On Grief and Learning and Living

Jean Sexton muses:

A comment from a friend sent me looking back at past Januaries in my life. For the past few years, they have been rough.

In January 2010, I returned home from a trip to Amarillo to find that the landlord had decided that many of my belongings in the common area (where they had been for 14 years) were clutter. They were tossed haphazardly in boxes. I was furious at the cavalier treatment of my things, as that in many ways was an invasion of my space. It marked the end of my thinking of that place as "home," and I grieved for that loss. It solidified my decision to move to Amarillo. I even got a storage area for my "clutter."

In January 2011, someone tried to break into the house where I was living. They didn't get in, but I started moving more things into storage. In January 2012, someone successfully broke in and stole things that belonged to my landlord. They tried to get some of my things, but there were too many things to disconnect with the burglar alarm going off and police on their way. That incident ended any illusion of security and safety that I harbored. I grieved for that loss of innocence.

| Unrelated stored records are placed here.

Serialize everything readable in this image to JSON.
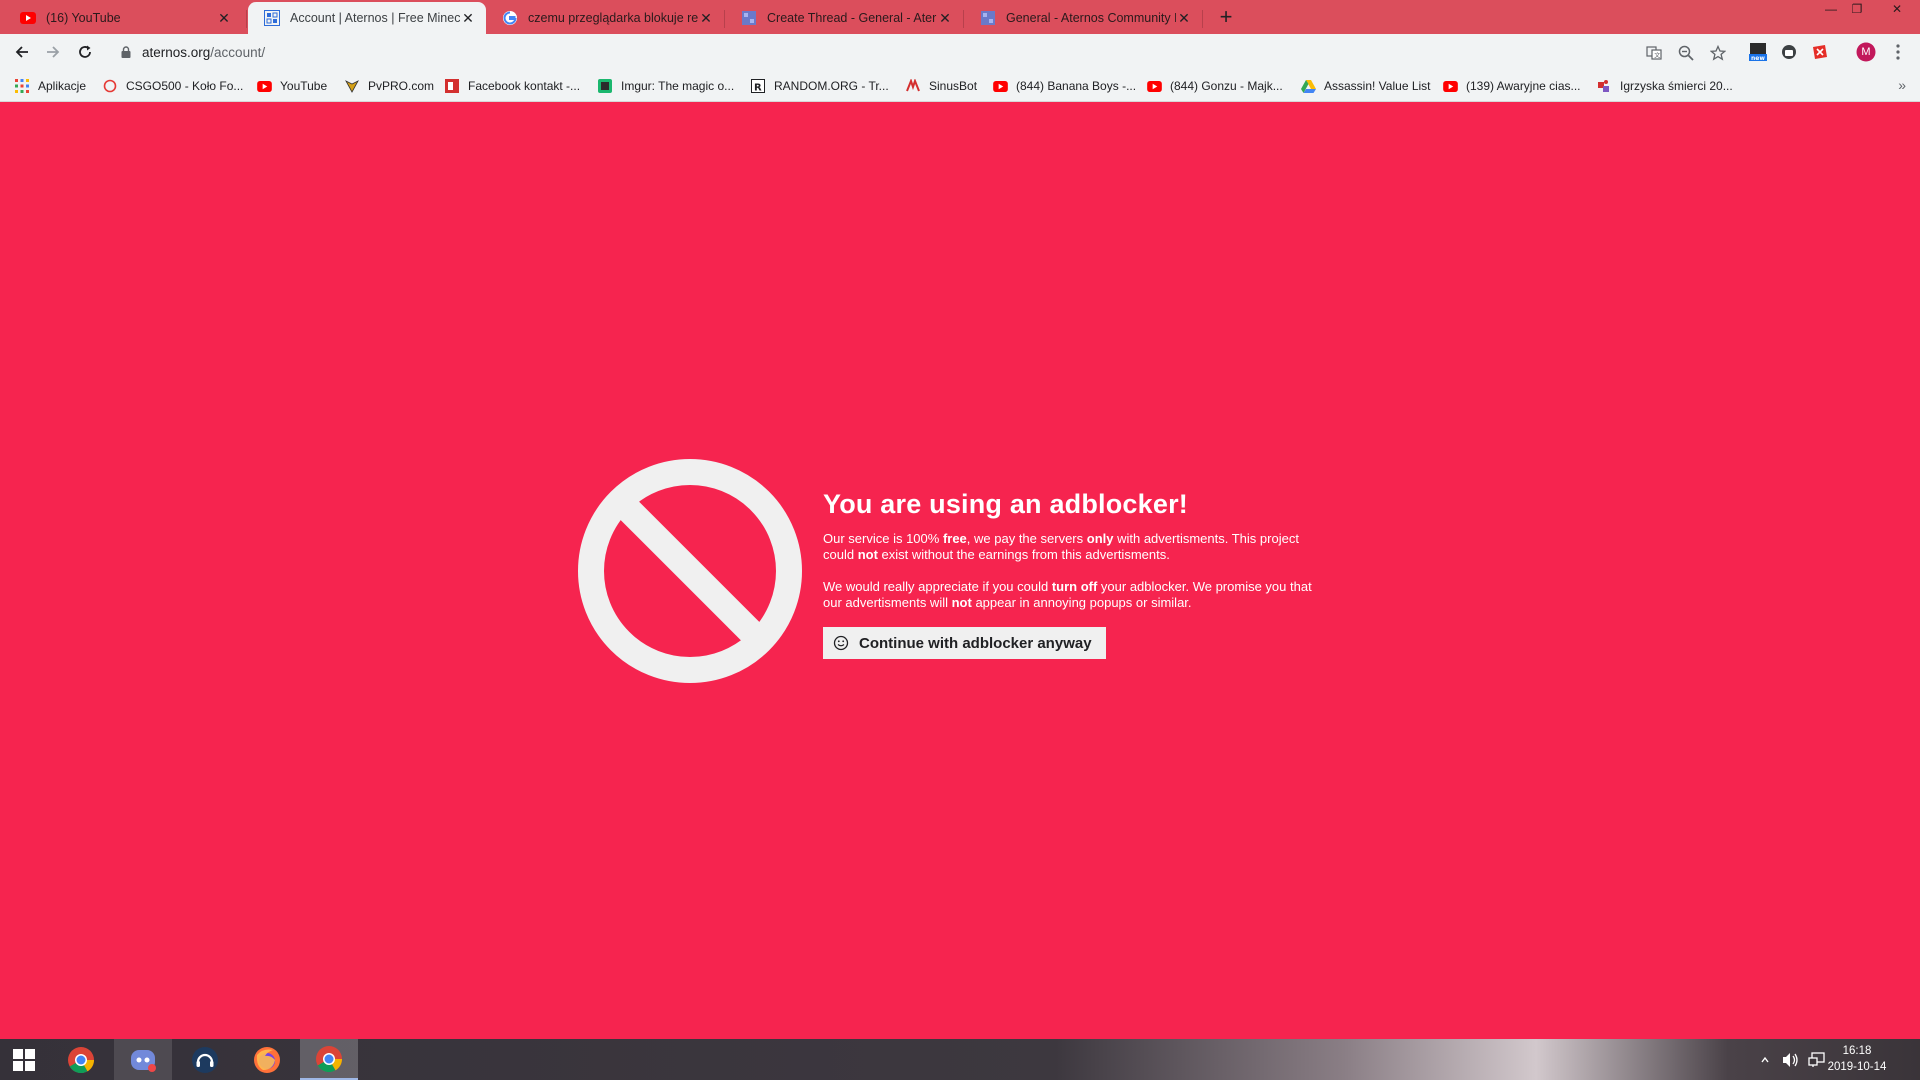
{
  "browser": {
    "tabs": [
      {
        "title": "(16) YouTube",
        "icon": "youtube-icon",
        "active": false
      },
      {
        "title": "Account | Aternos | Free Minecraft",
        "icon": "aternos-icon",
        "active": true
      },
      {
        "title": "czemu przeglądarka blokuje rekla",
        "icon": "google-icon",
        "active": false
      },
      {
        "title": "Create Thread - General - Aternos",
        "icon": "aternos-icon",
        "active": false
      },
      {
        "title": "General - Aternos Community Fo",
        "icon": "aternos-icon",
        "active": false
      }
    ],
    "url_host": "aternos.org",
    "url_path": "/account/",
    "bookmarks": [
      {
        "label": "Aplikacje",
        "icon": "apps-grid-icon"
      },
      {
        "label": "CSGO500 - Koło Fo...",
        "icon": "csgo500-icon"
      },
      {
        "label": "YouTube",
        "icon": "youtube-icon"
      },
      {
        "label": "PvPRO.com",
        "icon": "pvpro-icon"
      },
      {
        "label": "Facebook kontakt -...",
        "icon": "facebook-contact-icon"
      },
      {
        "label": "Imgur: The magic o...",
        "icon": "imgur-icon"
      },
      {
        "label": "RANDOM.ORG - Tr...",
        "icon": "random-org-icon"
      },
      {
        "label": "SinusBot",
        "icon": "sinusbot-icon"
      },
      {
        "label": "(844) Banana Boys -...",
        "icon": "youtube-icon"
      },
      {
        "label": "(844) Gonzu - Majk...",
        "icon": "youtube-icon"
      },
      {
        "label": "Assassin! Value List",
        "icon": "google-drive-icon"
      },
      {
        "label": "(139) Awaryjne cias...",
        "icon": "youtube-icon"
      },
      {
        "label": "Igrzyska śmierci 20...",
        "icon": "puzzle-icon"
      }
    ],
    "more_bookmarks": "»",
    "profile_initial": "M"
  },
  "page": {
    "headline": "You are using an adblocker!",
    "para1": {
      "t1": "Our service is 100% ",
      "b1": "free",
      "t2": ", we pay the servers ",
      "b2": "only",
      "t3": " with advertisments. This project could ",
      "b3": "not",
      "t4": " exist without the earnings from this advertisments."
    },
    "para2": {
      "t1": "We would really appreciate if you could ",
      "b1": "turn off",
      "t2": " your adblocker. We promise you that our advertisments will ",
      "b2": "not",
      "t3": " appear in annoying popups or similar."
    },
    "continue_label": "Continue with adblocker anyway"
  },
  "taskbar": {
    "apps": [
      "chrome-icon",
      "discord-icon",
      "teamspeak-icon",
      "firefox-icon",
      "chrome-icon"
    ],
    "time": "16:18",
    "date": "2019-10-14"
  },
  "colors": {
    "page_background": "#f6244f",
    "titlebar": "#db4e5c",
    "toolbar": "#f1f3f4"
  }
}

In January 2013, I lost my beloved cat, Sapphire. That was followed in January 2014 by my new dog, Markie, becoming ill and succumbing to the effects of a genetic defect. I mourned for those losses -- a cat who lived a long life, but who still fought for her life and a dog who died far too young.

Today I am promising myself that I will live my life, learn from those events, and not clutch the losses close to me.

I learned I don't need as much "stuff." I shouldn't be defined by things and I certainly shouldn't live my life around them. I didn't know what I would need when I moved to Amarillo. When I got here, I made some decisions and gave up many of my things. I didn't want to look at objects and forget to look at people and the world around me.

I learned that feeling secure is a state of mind. The crime rate in Amarillo is nowhere what I faced where I lived before (the county where I lived was recently named the second most dangerous county in the United States). Part of my sense of security is that a Steve walks me to my car whenever I work late (our building is next to a bar). Part of it is that I have worked hard to make my apartment feel like home. I've chosen tranquil colors and favorite pieces of art. I have a feeling of peace when I am at home.

I learned that leaving a place isn't necessarily running away from failure. Sometimes it is moving to success and happiness. You cannot let your fear of failure, of change, and of the unknown take charge of your life.

I have learned that my furkids are loans. Each one is its own being; each one brings a different joy. Saph was always tranquil and was a lap sitter. Markie was fiercely protective and the world's best soccer-playing dog. I will always miss them. However The Wolf is just what I need now. He protects me from strangers when we walk at night. He plays hard; I am still trying to learn the rules of his puppy games. He demands that I walk him, even if I am feeling lazy, so that I am getting healthier. When he feels I need it (or there is a storm), he sleeps in my lap.

I think what I am working around to is that living can be hard. Loss happens, both of "stuff" and loved ones. Bad things happen, even to good people. What you have in your power is how you face it. I am choosing to face life, good and bad, by moving forward. I want to live life exuberantly. I want to celebrate the happiness I have and let that define who I am. It may not be easy to do so. I may not always succeed. But I will have tried and I will continue to try. For me, that is what matters -- that I never, ever give up hope.